#### Source information ####

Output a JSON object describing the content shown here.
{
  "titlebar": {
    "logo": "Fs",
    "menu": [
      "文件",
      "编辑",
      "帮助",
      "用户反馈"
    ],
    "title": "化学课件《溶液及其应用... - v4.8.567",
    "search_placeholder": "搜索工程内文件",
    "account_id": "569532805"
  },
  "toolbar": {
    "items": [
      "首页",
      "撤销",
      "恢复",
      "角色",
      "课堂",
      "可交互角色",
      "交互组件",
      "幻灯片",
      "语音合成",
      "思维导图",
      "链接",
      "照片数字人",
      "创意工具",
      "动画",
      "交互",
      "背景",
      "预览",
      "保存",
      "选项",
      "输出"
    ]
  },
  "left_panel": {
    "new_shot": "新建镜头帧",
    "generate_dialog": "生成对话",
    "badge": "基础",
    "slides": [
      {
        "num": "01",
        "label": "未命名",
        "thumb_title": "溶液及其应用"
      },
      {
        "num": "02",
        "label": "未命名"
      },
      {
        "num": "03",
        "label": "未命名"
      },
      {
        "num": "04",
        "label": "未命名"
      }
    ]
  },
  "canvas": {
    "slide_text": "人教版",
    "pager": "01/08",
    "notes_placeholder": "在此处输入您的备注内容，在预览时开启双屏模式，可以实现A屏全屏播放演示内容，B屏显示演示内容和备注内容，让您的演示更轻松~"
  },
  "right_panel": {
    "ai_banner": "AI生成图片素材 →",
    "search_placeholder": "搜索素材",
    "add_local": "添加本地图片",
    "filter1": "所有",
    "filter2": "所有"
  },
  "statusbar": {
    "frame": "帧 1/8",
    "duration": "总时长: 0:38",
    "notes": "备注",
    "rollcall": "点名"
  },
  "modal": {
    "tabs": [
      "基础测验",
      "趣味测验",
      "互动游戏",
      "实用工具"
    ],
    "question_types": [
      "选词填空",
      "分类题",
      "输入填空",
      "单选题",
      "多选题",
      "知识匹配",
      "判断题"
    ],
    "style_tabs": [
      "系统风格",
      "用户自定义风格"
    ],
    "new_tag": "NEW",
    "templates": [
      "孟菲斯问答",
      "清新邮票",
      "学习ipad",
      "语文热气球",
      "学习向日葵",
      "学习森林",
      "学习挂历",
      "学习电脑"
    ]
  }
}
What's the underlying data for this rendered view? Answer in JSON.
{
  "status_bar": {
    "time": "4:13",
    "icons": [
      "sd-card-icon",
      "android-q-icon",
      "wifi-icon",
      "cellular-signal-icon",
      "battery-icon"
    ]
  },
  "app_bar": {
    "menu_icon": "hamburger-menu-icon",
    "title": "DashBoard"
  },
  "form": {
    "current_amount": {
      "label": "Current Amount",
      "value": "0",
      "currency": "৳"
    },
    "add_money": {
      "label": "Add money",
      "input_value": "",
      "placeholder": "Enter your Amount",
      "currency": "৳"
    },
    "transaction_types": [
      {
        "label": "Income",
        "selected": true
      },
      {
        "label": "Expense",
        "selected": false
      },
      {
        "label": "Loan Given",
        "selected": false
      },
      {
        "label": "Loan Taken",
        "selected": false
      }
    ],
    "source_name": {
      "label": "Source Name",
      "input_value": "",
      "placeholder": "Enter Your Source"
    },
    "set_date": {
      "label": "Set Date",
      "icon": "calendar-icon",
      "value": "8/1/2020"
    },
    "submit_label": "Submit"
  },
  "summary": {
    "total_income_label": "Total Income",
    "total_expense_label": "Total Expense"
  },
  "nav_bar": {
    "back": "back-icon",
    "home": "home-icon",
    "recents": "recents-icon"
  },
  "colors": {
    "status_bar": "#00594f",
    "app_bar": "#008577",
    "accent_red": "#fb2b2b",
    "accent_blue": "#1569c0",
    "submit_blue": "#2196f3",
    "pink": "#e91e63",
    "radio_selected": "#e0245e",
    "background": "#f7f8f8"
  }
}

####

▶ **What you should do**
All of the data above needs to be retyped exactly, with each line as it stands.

▶ **Reply to the exercise**
Output a JSON object describing the content shown here.
{
  "titlebar": {
    "logo": "Fs",
    "menu": [
      "文件",
      "编辑",
      "帮助",
      "用户反馈"
    ],
    "title": "化学课件《溶液及其应用... - v4.8.567",
    "search_placeholder": "搜索工程内文件",
    "account_id": "569532805"
  },
  "toolbar": {
    "items": [
      "首页",
      "撤销",
      "恢复",
      "角色",
      "课堂",
      "可交互角色",
      "交互组件",
      "幻灯片",
      "语音合成",
      "思维导图",
      "链接",
      "照片数字人",
      "创意工具",
      "动画",
      "交互",
      "背景",
      "预览",
      "保存",
      "选项",
      "输出"
    ]
  },
  "left_panel": {
    "new_shot": "新建镜头帧",
    "generate_dialog": "生成对话",
    "badge": "基础",
    "slides": [
      {
        "num": "01",
        "label": "未命名",
        "thumb_title": "溶液及其应用"
      },
      {
        "num": "02",
        "label": "未命名"
      },
      {
        "num": "03",
        "label": "未命名"
      },
      {
        "num": "04",
        "label": "未命名"
      }
    ]
  },
  "canvas": {
    "slide_text": "人教版",
    "pager": "01/08",
    "notes_placeholder": "在此处输入您的备注内容，在预览时开启双屏模式，可以实现A屏全屏播放演示内容，B屏显示演示内容和备注内容，让您的演示更轻松~"
  },
  "right_panel": {
    "ai_banner": "AI生成图片素材 →",
    "search_placeholder": "搜索素材",
    "add_local": "添加本地图片",
    "filter1": "所有",
    "filter2": "所有"
  },
  "statusbar": {
    "frame": "帧 1/8",
    "duration": "总时长: 0:38",
    "notes": "备注",
    "rollcall": "点名"
  },
  "modal": {
    "tabs": [
      "基础测验",
      "趣味测验",
      "互动游戏",
      "实用工具"
    ],
    "question_types": [
      "选词填空",
      "分类题",
      "输入填空",
      "单选题",
      "多选题",
      "知识匹配",
      "判断题"
    ],
    "style_tabs": [
      "系统风格",
      "用户自定义风格"
    ],
    "new_tag": "NEW",
    "templates": [
      "孟菲斯问答",
      "清新邮票",
      "学习ipad",
      "语文热气球",
      "学习向日葵",
      "学习森林",
      "学习挂历",
      "学习电脑"
    ]
  }
}
What's the underlying data for this rendered view? Answer in JSON.
{
  "status_bar": {
    "time": "4:13",
    "icons": [
      "sd-card-icon",
      "android-q-icon",
      "wifi-icon",
      "cellular-signal-icon",
      "battery-icon"
    ]
  },
  "app_bar": {
    "menu_icon": "hamburger-menu-icon",
    "title": "DashBoard"
  },
  "form": {
    "current_amount": {
      "label": "Current Amount",
      "value": "0",
      "currency": "৳"
    },
    "add_money": {
      "label": "Add money",
      "input_value": "",
      "placeholder": "Enter your Amount",
      "currency": "৳"
    },
    "transaction_types": [
      {
        "label": "Income",
        "selected": true
      },
      {
        "label": "Expense",
        "selected": false
      },
      {
        "label": "Loan Given",
        "selected": false
      },
      {
        "label": "Loan Taken",
        "selected": false
      }
    ],
    "source_name": {
      "label": "Source Name",
      "input_value": "",
      "placeholder": "Enter Your Source"
    },
    "set_date": {
      "label": "Set Date",
      "icon": "calendar-icon",
      "value": "8/1/2020"
    },
    "submit_label": "Submit"
  },
  "summary": {
    "total_income_label": "Total Income",
    "total_expense_label": "Total Expense"
  },
  "nav_bar": {
    "back": "back-icon",
    "home": "home-icon",
    "recents": "recents-icon"
  },
  "colors": {
    "status_bar": "#00594f",
    "app_bar": "#008577",
    "accent_red": "#fb2b2b",
    "accent_blue": "#1569c0",
    "submit_blue": "#2196f3",
    "pink": "#e91e63",
    "radio_selected": "#e0245e",
    "background": "#f7f8f8"
  }
}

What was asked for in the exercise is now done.